A simpler dish, unusual but perhaps more appealing to modern tastes, is boiled parsnips:
Boil the parsnips in salt water [and season with] pure oil, chopped
green coriander and whole pepper.
The green coriander is our cilantro, but the pepper used by Apicius was probably not black pepper (Piper nigrum), but long pepper (Piper longum). It has a more resinous flavor than black pepper, with a lingering burn at the back of the throat.
We would expect to find traces of Roman cooking in Italian cuisine, and there are a few. The diet of Roman peasants and soldiers consisted largely of vegetables and pulmentum, a thick porridge of grains such as spelt, barley, or millet. The dish, later modified by the discovery of a different grain in the New World, survives to this day as polenta. The classic Luganega sausage is descended in a much simpler form, and perhaps in name alone, from the Apician Lucanian sausage:
…Crush pepper, cumin, savory, rue, parsley, condiment, laurel
berries and broth; mix well with finely chopped [fresh pork] and
pound well with broth. To this mixture, being rich, add whole
pepper and nuts. When filling casings, carefully push the meat
through. Hang sausage up to smoke.
“Condiment” referred to anything that was used as a flavoring, so it seems especially vague when all of the other ingredients are listed so carefully. Perhaps it was the Apician equivalent of “11 secret herbs and spices” or “special sauce.”
According to Seneca the Younger, who was a trifle younger than Apicius, the great gourmet committed suicide. Apicius poisoned himself upon discovering that his fortune had dwindled to a mere 10 million sesterces (1,500 pounds of gold). Based on today’s gold prices, that equals approximately $5.25 million U.S. Apparently, he was convinced that he would not be able to feed himself in the manner to which he had become accustomed. Life, at least la dolce vita, was no longer possible with such meager assets.
But what about that last salad of Julius Caesar? Apicius doesn’t provide many recipes for dishes we would recognize as salads, either because wealthy Romans didn’t eat them or because they were too mundane to merit inclusion in his book. One thing is certain: No Roman Caesar ever ate a Caesar salad. That is an entirely modern invention created in 1924 in Tijuana, Mexico.
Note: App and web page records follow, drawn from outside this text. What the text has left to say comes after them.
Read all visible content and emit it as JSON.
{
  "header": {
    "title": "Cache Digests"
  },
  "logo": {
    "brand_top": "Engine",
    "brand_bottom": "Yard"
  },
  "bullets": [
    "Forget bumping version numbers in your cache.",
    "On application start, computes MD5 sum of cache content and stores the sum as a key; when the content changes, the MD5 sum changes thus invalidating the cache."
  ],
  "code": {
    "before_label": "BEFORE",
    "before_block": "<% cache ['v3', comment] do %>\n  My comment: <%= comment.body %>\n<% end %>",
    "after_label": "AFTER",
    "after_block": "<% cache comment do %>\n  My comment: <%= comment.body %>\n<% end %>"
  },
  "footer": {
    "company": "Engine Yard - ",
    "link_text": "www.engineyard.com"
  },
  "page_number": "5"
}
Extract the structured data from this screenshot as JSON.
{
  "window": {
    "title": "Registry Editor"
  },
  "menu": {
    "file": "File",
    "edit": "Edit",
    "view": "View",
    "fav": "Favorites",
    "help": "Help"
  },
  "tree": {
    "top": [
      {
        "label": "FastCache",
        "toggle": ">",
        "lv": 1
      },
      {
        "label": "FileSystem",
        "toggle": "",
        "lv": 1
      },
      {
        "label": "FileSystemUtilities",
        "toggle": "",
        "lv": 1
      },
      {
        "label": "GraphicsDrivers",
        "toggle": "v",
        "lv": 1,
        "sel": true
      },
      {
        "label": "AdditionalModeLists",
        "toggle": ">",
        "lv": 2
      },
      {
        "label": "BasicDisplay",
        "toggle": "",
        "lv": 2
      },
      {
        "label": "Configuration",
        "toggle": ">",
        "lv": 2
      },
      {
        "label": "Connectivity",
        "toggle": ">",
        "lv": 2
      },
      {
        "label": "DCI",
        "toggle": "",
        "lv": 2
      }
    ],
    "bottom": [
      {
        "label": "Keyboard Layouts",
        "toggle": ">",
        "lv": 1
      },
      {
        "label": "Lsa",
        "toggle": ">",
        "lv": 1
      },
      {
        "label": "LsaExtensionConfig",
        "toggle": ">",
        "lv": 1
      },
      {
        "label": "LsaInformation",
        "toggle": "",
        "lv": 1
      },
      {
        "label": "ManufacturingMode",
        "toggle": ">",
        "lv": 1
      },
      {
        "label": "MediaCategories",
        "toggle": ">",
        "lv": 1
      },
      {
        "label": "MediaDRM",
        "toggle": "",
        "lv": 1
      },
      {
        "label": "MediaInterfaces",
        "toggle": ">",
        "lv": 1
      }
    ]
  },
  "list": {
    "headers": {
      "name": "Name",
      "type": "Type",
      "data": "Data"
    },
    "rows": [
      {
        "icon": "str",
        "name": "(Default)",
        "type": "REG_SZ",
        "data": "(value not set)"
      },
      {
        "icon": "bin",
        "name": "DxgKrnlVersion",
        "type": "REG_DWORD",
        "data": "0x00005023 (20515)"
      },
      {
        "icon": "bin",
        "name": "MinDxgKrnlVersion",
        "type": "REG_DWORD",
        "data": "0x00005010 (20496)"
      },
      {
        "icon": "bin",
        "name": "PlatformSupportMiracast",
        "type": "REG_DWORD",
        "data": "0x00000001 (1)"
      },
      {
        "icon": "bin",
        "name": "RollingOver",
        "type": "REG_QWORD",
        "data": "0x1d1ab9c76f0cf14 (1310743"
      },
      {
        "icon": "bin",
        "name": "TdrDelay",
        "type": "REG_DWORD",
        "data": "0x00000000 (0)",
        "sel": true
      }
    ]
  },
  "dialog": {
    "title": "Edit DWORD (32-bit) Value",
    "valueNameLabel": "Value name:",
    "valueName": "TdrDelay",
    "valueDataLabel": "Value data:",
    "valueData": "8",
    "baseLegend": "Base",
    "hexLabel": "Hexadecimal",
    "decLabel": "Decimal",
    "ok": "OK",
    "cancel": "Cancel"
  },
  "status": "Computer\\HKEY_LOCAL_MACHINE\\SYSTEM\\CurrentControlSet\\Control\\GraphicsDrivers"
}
The name comes from its creator, chef Caesar Cardini.
Nonetheless, the combination of olive oil, garlic, lemon, and salty anchovies would probably have appealed to the great general. One can almost imagine him congratulating the chef with a play on the last words of the gladiator: “We, who are about to dine, salute you!”
Classic Caesar Salad
Apicius Cooking and Dining in Imperial Rome. Edited and translated by Joseph D. Vehling. New York: Dover, 1978.
Petronius. The Satyricon. Translated by and William Arrowsmith. New York: New American Library Trade, 1990.
Pliny the Elder. Natural History: A Selection. Translated by John F. Healy. New York: Penguin USA, 1991.
Tannahill, Reay. Food in History. New York: Crown Publishing, 1995.